== Your instructions ==
Search the listing for the word "content" and say how many lines have it, nothing besides.

----------

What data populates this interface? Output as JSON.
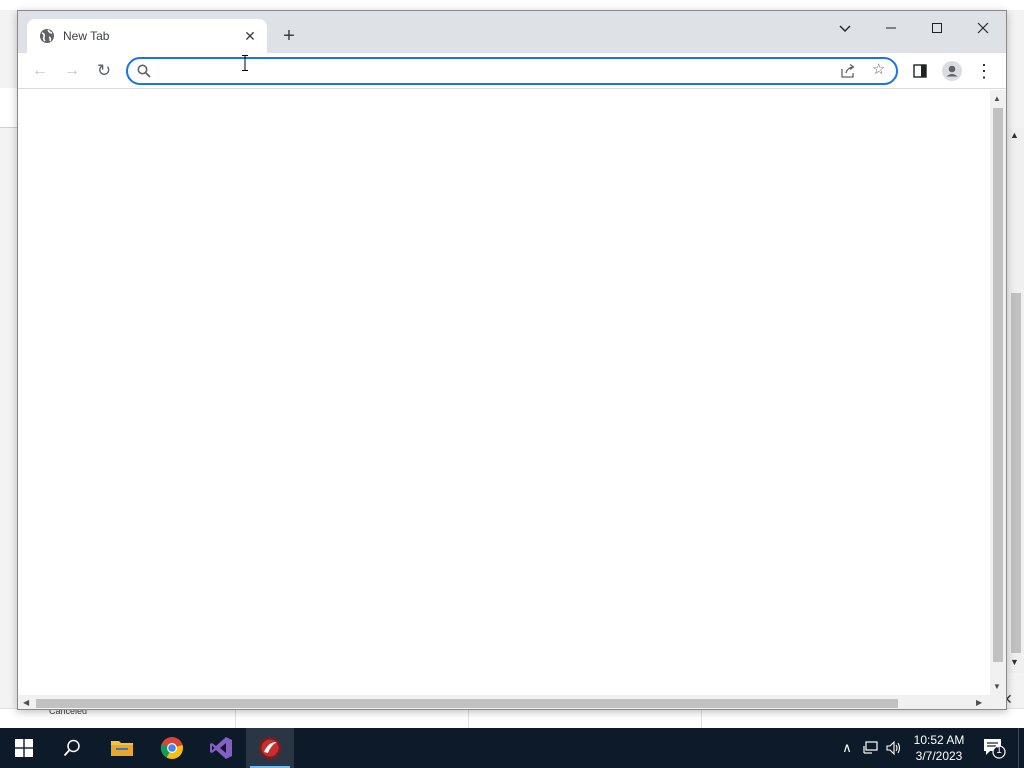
{
  "background": {
    "status_text": "Canceled"
  },
  "browser": {
    "tab": {
      "title": "New Tab",
      "favicon": "globe-icon",
      "close": "✕"
    },
    "new_tab": "+",
    "window_controls": {
      "tab_search": "chevron-down-icon",
      "minimize": "—",
      "maximize": "☐",
      "close": "✕"
    },
    "toolbar": {
      "back": "←",
      "forward": "→",
      "reload": "↻",
      "omnibox": {
        "value": "",
        "placeholder": ""
      },
      "menu": "⋮"
    }
  },
  "taskbar": {
    "apps": [
      "start-button",
      "search-icon",
      "file-explorer-icon",
      "chrome-icon",
      "visual-studio-icon",
      "app-icon"
    ],
    "tray": {
      "chevron": "∧",
      "clock_time": "10:52 AM",
      "clock_date": "3/7/2023",
      "notification_count": "1"
    }
  },
  "colors": {
    "accent": "#1a73e8",
    "tabstrip": "#dee1e6",
    "taskbar": "#0c1a2a",
    "vs_purple": "#865fc5",
    "folder_yellow": "#f4c13d"
  }
}
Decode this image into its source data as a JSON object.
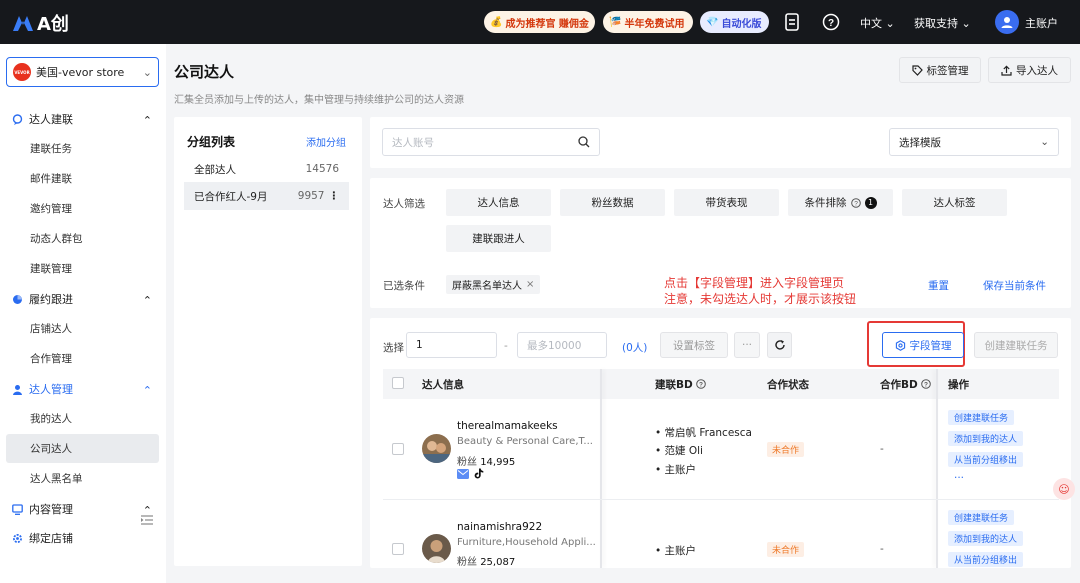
{
  "topbar": {
    "logo_text": "A创",
    "promo1": "成为推荐官 赚佣金",
    "promo2": "半年免费试用",
    "auto_version": "自动化版",
    "language": "中文",
    "support": "获取支持",
    "account": "主账户"
  },
  "sidebar": {
    "store_name": "美国-vevor store",
    "store_logo_text": "VEVOR",
    "groups": {
      "kol_contact": "达人建联",
      "fulfillment": "履约跟进",
      "kol_manage": "达人管理",
      "content": "内容管理",
      "bind_store": "绑定店铺"
    },
    "items": {
      "contact_task": "建联任务",
      "email_contact": "邮件建联",
      "invite_manage": "邀约管理",
      "dynamic_group": "动态人群包",
      "contact_manage": "建联管理",
      "shop_kol": "店铺达人",
      "coop_manage": "合作管理",
      "my_kol": "我的达人",
      "company_kol": "公司达人",
      "kol_blacklist": "达人黑名单"
    }
  },
  "header": {
    "title": "公司达人",
    "subtitle": "汇集全员添加与上传的达人，集中管理与持续维护公司的达人资源",
    "tag_manage": "标签管理",
    "import_kol": "导入达人"
  },
  "groups_panel": {
    "title": "分组列表",
    "add_group": "添加分组",
    "rows": [
      {
        "label": "全部达人",
        "count": "14576"
      },
      {
        "label": "已合作红人-9月",
        "count": "9957"
      }
    ]
  },
  "search": {
    "placeholder": "达人账号",
    "template_select": "选择模版"
  },
  "filters": {
    "label": "达人筛选",
    "buttons": [
      "达人信息",
      "粉丝数据",
      "带货表现",
      "条件排除",
      "达人标签",
      "建联跟进人"
    ],
    "exclude_count": "1",
    "selected_label": "已选条件",
    "selected_tag": "屏蔽黑名单达人",
    "reset": "重置",
    "save_conditions": "保存当前条件"
  },
  "annotation": {
    "line1": "点击【字段管理】进入字段管理页",
    "line2": "注意，未勾选达人时，才展示该按钮"
  },
  "toolbar": {
    "select_label": "选择",
    "from_value": "1",
    "dash": "-",
    "to_placeholder": "最多10000",
    "count": "(0人)",
    "set_tag": "设置标签",
    "more": "···",
    "field_manage": "字段管理",
    "create_task": "创建建联任务"
  },
  "table": {
    "headers": {
      "kol_info": "达人信息",
      "contact_bd": "建联BD",
      "coop_status": "合作状态",
      "coop_bd": "合作BD",
      "action": "操作"
    },
    "rows": [
      {
        "name": "therealmamakeeks",
        "category": "Beauty & Personal Care,T...",
        "fans_label": "粉丝",
        "fans": "14,995",
        "bd": [
          "• 常启帆 Francesca",
          "• 范婕 Oli",
          "• 主账户"
        ],
        "status": "未合作",
        "coop_bd": "-",
        "actions": [
          "创建建联任务",
          "添加到我的达人",
          "从当前分组移出",
          "···"
        ]
      },
      {
        "name": "nainamishra922",
        "category": "Furniture,Household Appli...",
        "fans_label": "粉丝",
        "fans": "25,087",
        "bd": [
          "• 主账户"
        ],
        "status": "未合作",
        "coop_bd": "-",
        "actions": [
          "创建建联任务",
          "添加到我的达人",
          "从当前分组移出"
        ]
      }
    ]
  },
  "colors": {
    "accent": "#2a6cf0",
    "annotation_red": "#e53935",
    "topbar_bg": "#16181c",
    "status_orange": "#ee7a2a"
  }
}
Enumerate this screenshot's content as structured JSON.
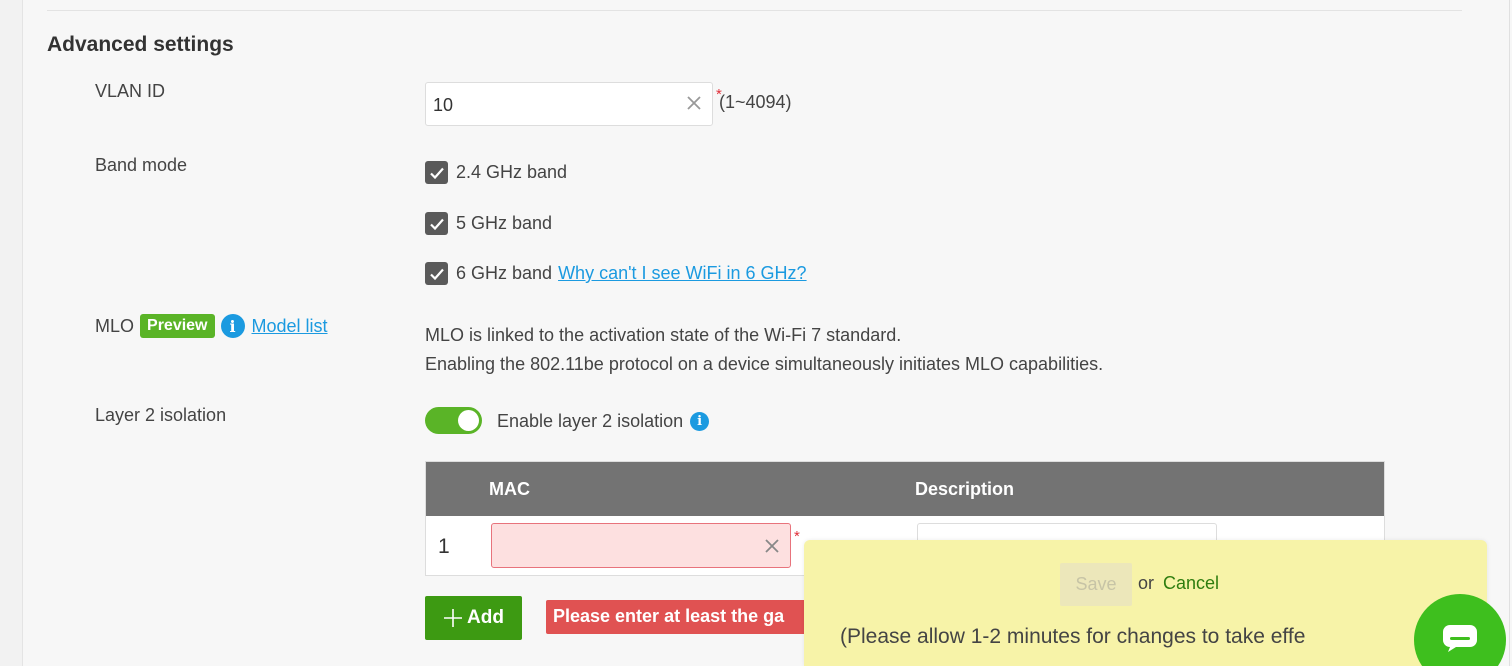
{
  "section": {
    "title": "Advanced settings"
  },
  "vlan": {
    "label": "VLAN ID",
    "value": "10",
    "required_mark": "*",
    "range_hint": "(1~4094)"
  },
  "band_mode": {
    "label": "Band mode",
    "options": [
      {
        "label": "2.4 GHz band",
        "checked": true
      },
      {
        "label": "5 GHz band",
        "checked": true
      },
      {
        "label": "6 GHz band",
        "checked": true,
        "link": "Why can't I see WiFi in 6 GHz?"
      }
    ]
  },
  "mlo": {
    "label": "MLO",
    "badge": "Preview",
    "info_icon": "info-icon",
    "model_list_link": "Model list",
    "desc_line1": "MLO is linked to the activation state of the Wi-Fi 7 standard.",
    "desc_line2": "Enabling the 802.11be protocol on a device simultaneously initiates MLO capabilities."
  },
  "layer2": {
    "label": "Layer 2 isolation",
    "toggle_on": true,
    "toggle_label": "Enable layer 2 isolation",
    "table": {
      "headers": {
        "mac": "MAC",
        "description": "Description"
      },
      "rows": [
        {
          "index": "1",
          "mac": "",
          "description": ""
        }
      ],
      "required_mark": "*"
    },
    "add_button": "Add",
    "error_text": "Please enter at least the ga"
  },
  "save_bar": {
    "save_label": "Save",
    "or_text": "or",
    "cancel_label": "Cancel",
    "note": "(Please allow 1-2 minutes for changes to take effe"
  },
  "colors": {
    "accent_green": "#5ab427",
    "button_green": "#3d9a12",
    "link_blue": "#1b9ae0",
    "error_red": "#e05252",
    "header_gray": "#737373",
    "save_bar_yellow": "#f7f3a8"
  }
}
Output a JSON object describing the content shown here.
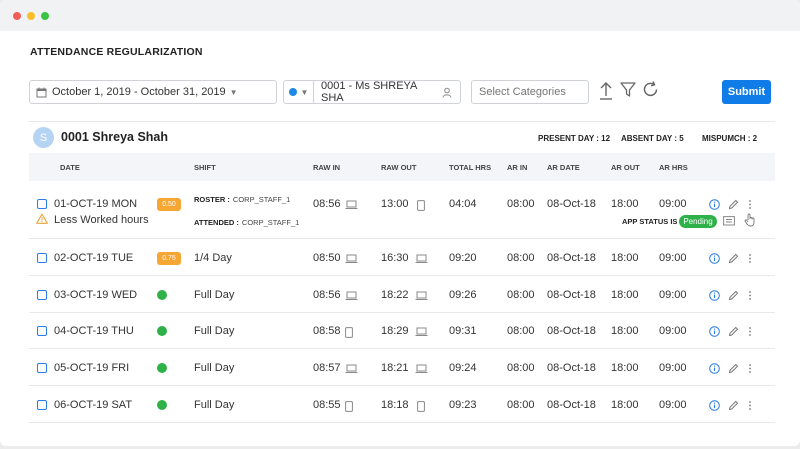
{
  "window": {
    "title": ""
  },
  "page": {
    "title": "ATTENDANCE REGULARIZATION"
  },
  "filters": {
    "date_range": "October 1, 2019 - October 31, 2019",
    "employee": "0001 - Ms SHREYA SHA",
    "categories_placeholder": "Select Categories",
    "submit_label": "Submit"
  },
  "employee": {
    "avatar_initial": "S",
    "name": "0001 Shreya Shah",
    "present_day": "PRESENT DAY : 12",
    "absent_day": "ABSENT DAY : 5",
    "mispunch": "MISPUMCH : 2"
  },
  "columns": [
    "DATE",
    "SHIFT",
    "RAW IN",
    "RAW OUT",
    "TOTAL HRS",
    "AR IN",
    "AR DATE",
    "AR OUT",
    "AR HRS"
  ],
  "first_row_extra": {
    "roster_label": "ROSTER :",
    "roster_value": "CORP_STAFF_1",
    "attended_label": "ATTENDED :",
    "attended_value": "CORP_STAFF_1",
    "warning": "Less Worked hours",
    "app_status_label": "APP STATUS IS",
    "app_status": "Pending"
  },
  "rows": [
    {
      "date": "01-OCT-19 MON",
      "badge": "0.50",
      "shift": "",
      "raw_in": "08:56",
      "raw_in_device": "laptop-icon",
      "raw_out": "13:00",
      "raw_out_device": "mobile-icon",
      "total": "04:04",
      "ar_in": "08:00",
      "ar_date": "08-Oct-18",
      "ar_out": "18:00",
      "ar_hrs": "09:00"
    },
    {
      "date": "02-OCT-19 TUE",
      "badge": "0.75",
      "shift": "1/4 Day",
      "raw_in": "08:50",
      "raw_in_device": "laptop-icon",
      "raw_out": "16:30",
      "raw_out_device": "laptop-icon",
      "total": "09:20",
      "ar_in": "08:00",
      "ar_date": "08-Oct-18",
      "ar_out": "18:00",
      "ar_hrs": "09:00"
    },
    {
      "date": "03-OCT-19 WED",
      "badge": "",
      "shift": "Full Day",
      "raw_in": "08:56",
      "raw_in_device": "laptop-icon",
      "raw_out": "18:22",
      "raw_out_device": "laptop-icon",
      "total": "09:26",
      "ar_in": "08:00",
      "ar_date": "08-Oct-18",
      "ar_out": "18:00",
      "ar_hrs": "09:00"
    },
    {
      "date": "04-OCT-19 THU",
      "badge": "",
      "shift": "Full Day",
      "raw_in": "08:58",
      "raw_in_device": "mobile-icon",
      "raw_out": "18:29",
      "raw_out_device": "laptop-icon",
      "total": "09:31",
      "ar_in": "08:00",
      "ar_date": "08-Oct-18",
      "ar_out": "18:00",
      "ar_hrs": "09:00"
    },
    {
      "date": "05-OCT-19 FRI",
      "badge": "",
      "shift": "Full Day",
      "raw_in": "08:57",
      "raw_in_device": "laptop-icon",
      "raw_out": "18:21",
      "raw_out_device": "laptop-icon",
      "total": "09:24",
      "ar_in": "08:00",
      "ar_date": "08-Oct-18",
      "ar_out": "18:00",
      "ar_hrs": "09:00"
    },
    {
      "date": "06-OCT-19 SAT",
      "badge": "",
      "shift": "Full Day",
      "raw_in": "08:55",
      "raw_in_device": "mobile-icon",
      "raw_out": "18:18",
      "raw_out_device": "mobile-icon",
      "total": "09:23",
      "ar_in": "08:00",
      "ar_date": "08-Oct-18",
      "ar_out": "18:00",
      "ar_hrs": "09:00"
    }
  ],
  "colors": {
    "accent": "#0f7ce8",
    "present": "#2fb14a",
    "half_day": "#f6a632",
    "warning": "#e8a53a"
  }
}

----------

== Result of the exercise ==
3